The evidence is clear: widespread access to safe and legal abortion is an integral component of comprehensive sexual and reproductive health services, and is a social good.

This September 28join us and #BusttheMyths surrounding abortion, emphasizing the positive realities derived from access to safe and legal abortion in countries worldwide!


[1] Cohen, Susan A. Worldwide Abortion: Legality, Incidence and Safety. Guttmacher Institute.

[2] Guttmacher Institute, Worldwide Abortion: Legality, Incidence and Safety: Quick Stats.

[3] Cohen, Susan A. (2009), Facts and Consequences: Legality, Incidence and Safety of Abortion Worldwide. Guttmacher Policy Review 12(4).

[4] Guttmacher Institute, Worldwide Abortion: Legality, Incidence and Safety: Quick Stats.

[5] Sedgh, Gilda et al (2012), Induced abortion: incidence and trends worldwide from 1995 to 2008. The Lancet 379 (9816): 625-632.

[6] Guttmacher Institute, Worldwide Abortion: Legality, Incidence and Safety: Quick Stats.

[7] Singh S., and I Maddow-Zimet (2015), Facility-Based Treatment for Medical Complications Resulting from Unsafe Pregnancy Termination in the Developing World, 2012: A Review of Evidence from 26 Countries, BJOG. This data reflects only those women who were able to seek facility-based treatment.

[8] World Health Organization (2011), Unsafe Abortion: Global and Regional Estimates of the Incidence of Unsafe Abortion and Associated Mortality in 2008.

[9] ICPD Programme of Action (1994), A/CONF.171/13, para. 8.19.

[10] Guttmacher Institute (2012), Making Abortion Services Accessible in the Wake of Legal Reforms.

[11] Reproductive Health Matters (2004), Johnson BR, Horga M, Fajans P: A strategic assessment of abortion and contraception in Romania.

[12] NARAL Pro-Choice America (2015), Roe v. Wade and the Right to Choose.

[13] Ibid.

[14] Ipas (2010), The Evidence Speaks for Itself: Ten Facts About Abortion.

[15] Center for Reproductive Rights and UNFPA (2013), ICPD and Human Rights: 20 Years of Advancing Reproductive Rights Through UN Treaty Bodies and Legal Reform.

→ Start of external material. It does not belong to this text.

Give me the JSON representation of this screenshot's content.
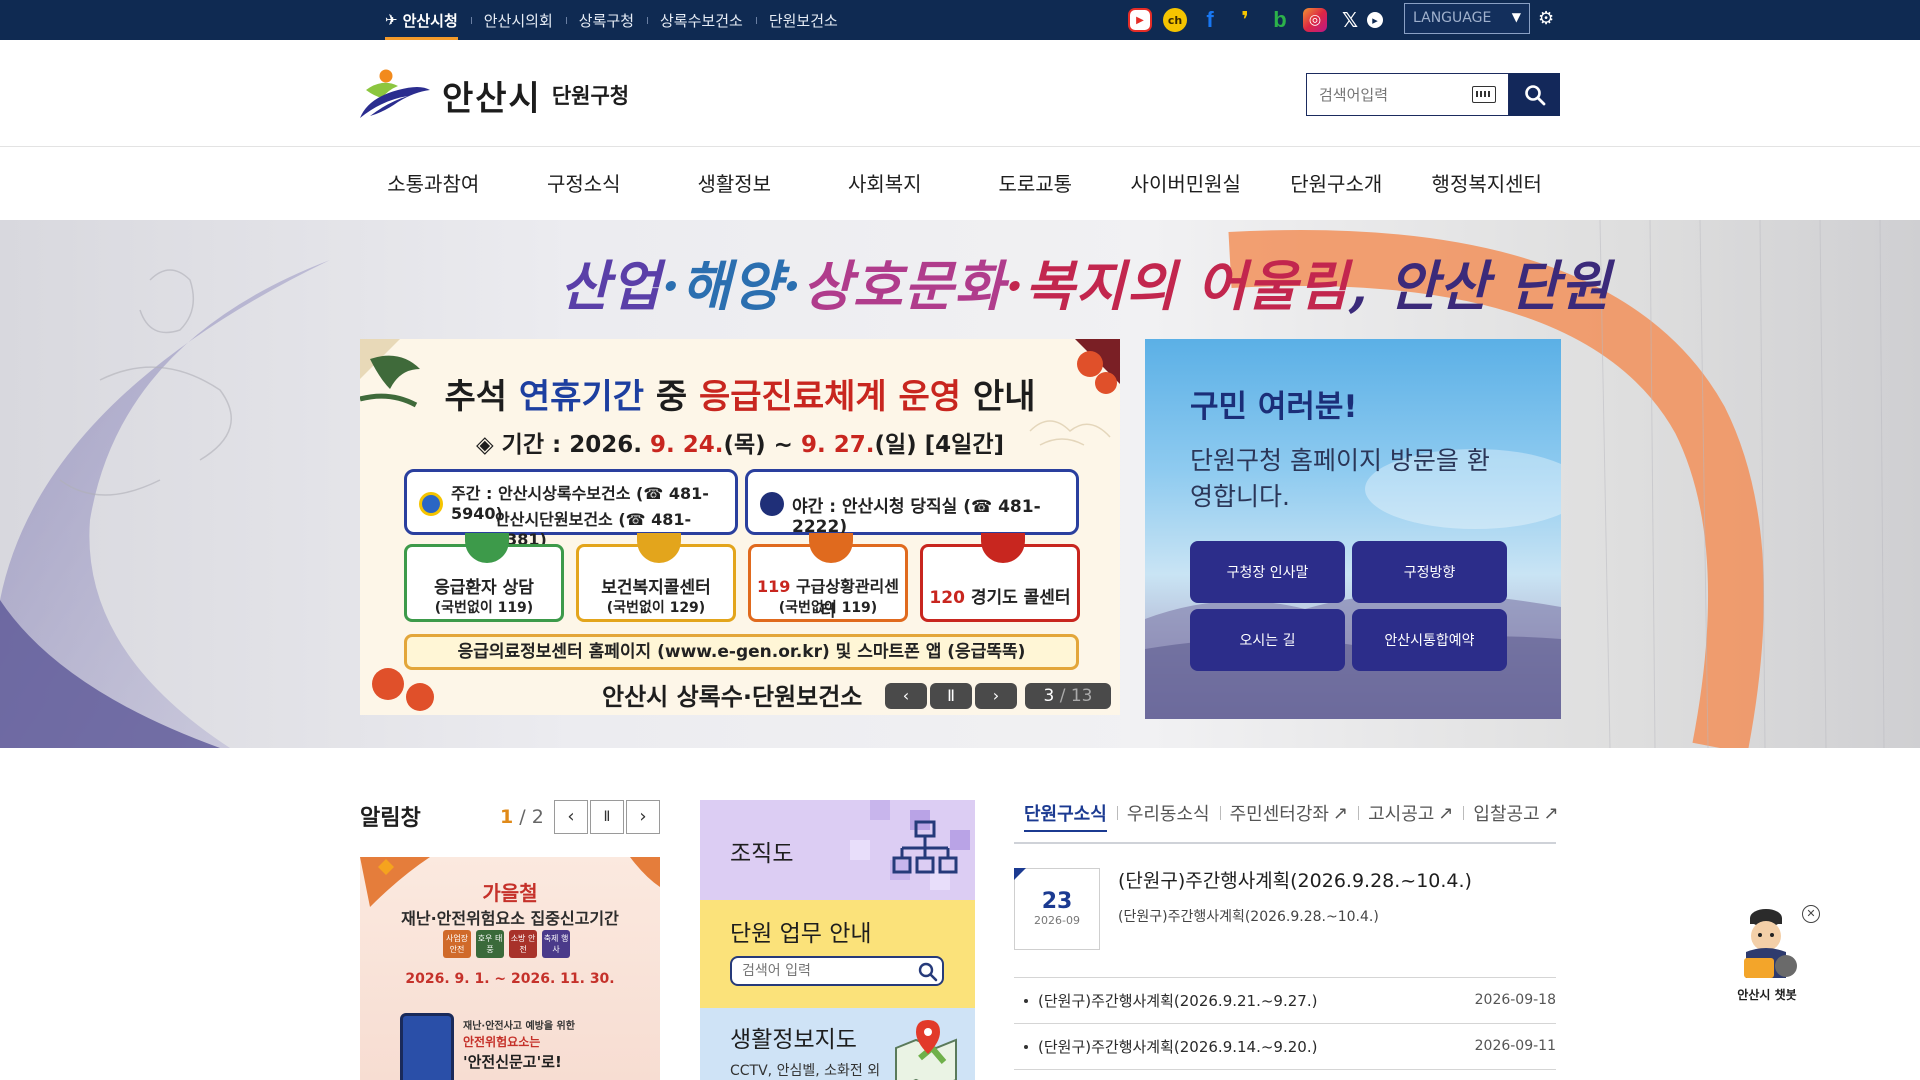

[16] Report of the Secretary-General (2014), Framework of Actions for the Follow-Up to the Programme of Action of the International Conference on Population and Development Beyond 2014.